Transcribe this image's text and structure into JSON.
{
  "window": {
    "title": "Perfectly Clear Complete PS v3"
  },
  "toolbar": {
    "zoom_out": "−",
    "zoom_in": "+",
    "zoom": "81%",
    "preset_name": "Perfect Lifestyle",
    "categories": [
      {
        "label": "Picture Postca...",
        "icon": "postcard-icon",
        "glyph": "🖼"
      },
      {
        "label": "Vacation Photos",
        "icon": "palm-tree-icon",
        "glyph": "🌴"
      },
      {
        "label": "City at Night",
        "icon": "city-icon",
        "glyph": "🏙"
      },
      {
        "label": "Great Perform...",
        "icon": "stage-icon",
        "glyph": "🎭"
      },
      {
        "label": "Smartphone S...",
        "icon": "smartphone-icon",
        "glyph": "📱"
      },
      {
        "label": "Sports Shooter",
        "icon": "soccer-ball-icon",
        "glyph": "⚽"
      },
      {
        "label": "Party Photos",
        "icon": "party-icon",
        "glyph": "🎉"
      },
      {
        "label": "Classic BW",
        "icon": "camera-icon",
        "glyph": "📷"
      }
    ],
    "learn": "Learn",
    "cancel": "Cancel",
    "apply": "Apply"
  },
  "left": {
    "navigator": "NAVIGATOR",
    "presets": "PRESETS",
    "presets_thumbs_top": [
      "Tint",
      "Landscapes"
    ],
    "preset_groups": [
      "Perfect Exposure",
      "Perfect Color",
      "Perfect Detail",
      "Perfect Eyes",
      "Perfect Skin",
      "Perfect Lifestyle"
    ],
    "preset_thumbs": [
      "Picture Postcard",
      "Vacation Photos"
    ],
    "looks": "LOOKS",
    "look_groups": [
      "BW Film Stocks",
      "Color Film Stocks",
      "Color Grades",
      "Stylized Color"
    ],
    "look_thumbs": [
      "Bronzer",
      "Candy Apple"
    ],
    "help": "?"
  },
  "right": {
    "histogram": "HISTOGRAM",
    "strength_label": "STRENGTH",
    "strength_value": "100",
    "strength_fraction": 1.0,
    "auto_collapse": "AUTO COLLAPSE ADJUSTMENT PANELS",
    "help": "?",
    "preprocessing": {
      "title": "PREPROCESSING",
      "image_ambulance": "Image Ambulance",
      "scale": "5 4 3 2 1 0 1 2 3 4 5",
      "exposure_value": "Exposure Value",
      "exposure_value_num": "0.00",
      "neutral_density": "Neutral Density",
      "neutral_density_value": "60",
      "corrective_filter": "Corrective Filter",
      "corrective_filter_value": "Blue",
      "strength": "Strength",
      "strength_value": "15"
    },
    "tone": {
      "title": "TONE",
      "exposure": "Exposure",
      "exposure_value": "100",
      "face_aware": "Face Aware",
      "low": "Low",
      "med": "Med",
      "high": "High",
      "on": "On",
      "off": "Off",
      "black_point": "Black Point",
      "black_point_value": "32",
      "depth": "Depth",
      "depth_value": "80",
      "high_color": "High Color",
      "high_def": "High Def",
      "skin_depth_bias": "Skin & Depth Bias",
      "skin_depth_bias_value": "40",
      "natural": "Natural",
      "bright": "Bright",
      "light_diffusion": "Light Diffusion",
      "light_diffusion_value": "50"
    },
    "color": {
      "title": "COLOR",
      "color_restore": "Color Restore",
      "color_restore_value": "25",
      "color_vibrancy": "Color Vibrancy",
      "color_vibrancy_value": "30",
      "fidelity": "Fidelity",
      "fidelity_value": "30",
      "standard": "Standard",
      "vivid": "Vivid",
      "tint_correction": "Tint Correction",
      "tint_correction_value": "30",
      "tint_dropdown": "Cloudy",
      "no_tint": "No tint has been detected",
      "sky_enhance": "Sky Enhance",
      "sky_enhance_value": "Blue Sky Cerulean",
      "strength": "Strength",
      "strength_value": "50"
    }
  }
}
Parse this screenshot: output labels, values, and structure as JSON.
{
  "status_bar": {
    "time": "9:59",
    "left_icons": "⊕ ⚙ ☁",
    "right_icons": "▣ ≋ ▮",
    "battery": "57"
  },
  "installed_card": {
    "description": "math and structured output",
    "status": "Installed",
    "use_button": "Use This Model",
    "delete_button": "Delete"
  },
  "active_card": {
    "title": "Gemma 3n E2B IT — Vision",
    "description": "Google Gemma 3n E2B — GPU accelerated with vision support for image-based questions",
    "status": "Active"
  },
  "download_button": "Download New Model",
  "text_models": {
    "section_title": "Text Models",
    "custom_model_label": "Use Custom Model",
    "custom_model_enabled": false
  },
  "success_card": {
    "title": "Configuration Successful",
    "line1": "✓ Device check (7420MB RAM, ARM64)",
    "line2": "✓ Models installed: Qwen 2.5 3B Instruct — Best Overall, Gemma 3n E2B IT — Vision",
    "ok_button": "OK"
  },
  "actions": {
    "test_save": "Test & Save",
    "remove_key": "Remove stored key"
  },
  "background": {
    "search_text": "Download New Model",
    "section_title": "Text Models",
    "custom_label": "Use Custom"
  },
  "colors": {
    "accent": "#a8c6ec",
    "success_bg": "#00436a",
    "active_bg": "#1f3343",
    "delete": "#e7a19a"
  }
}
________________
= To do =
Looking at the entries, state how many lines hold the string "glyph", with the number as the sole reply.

= Expected answer =
8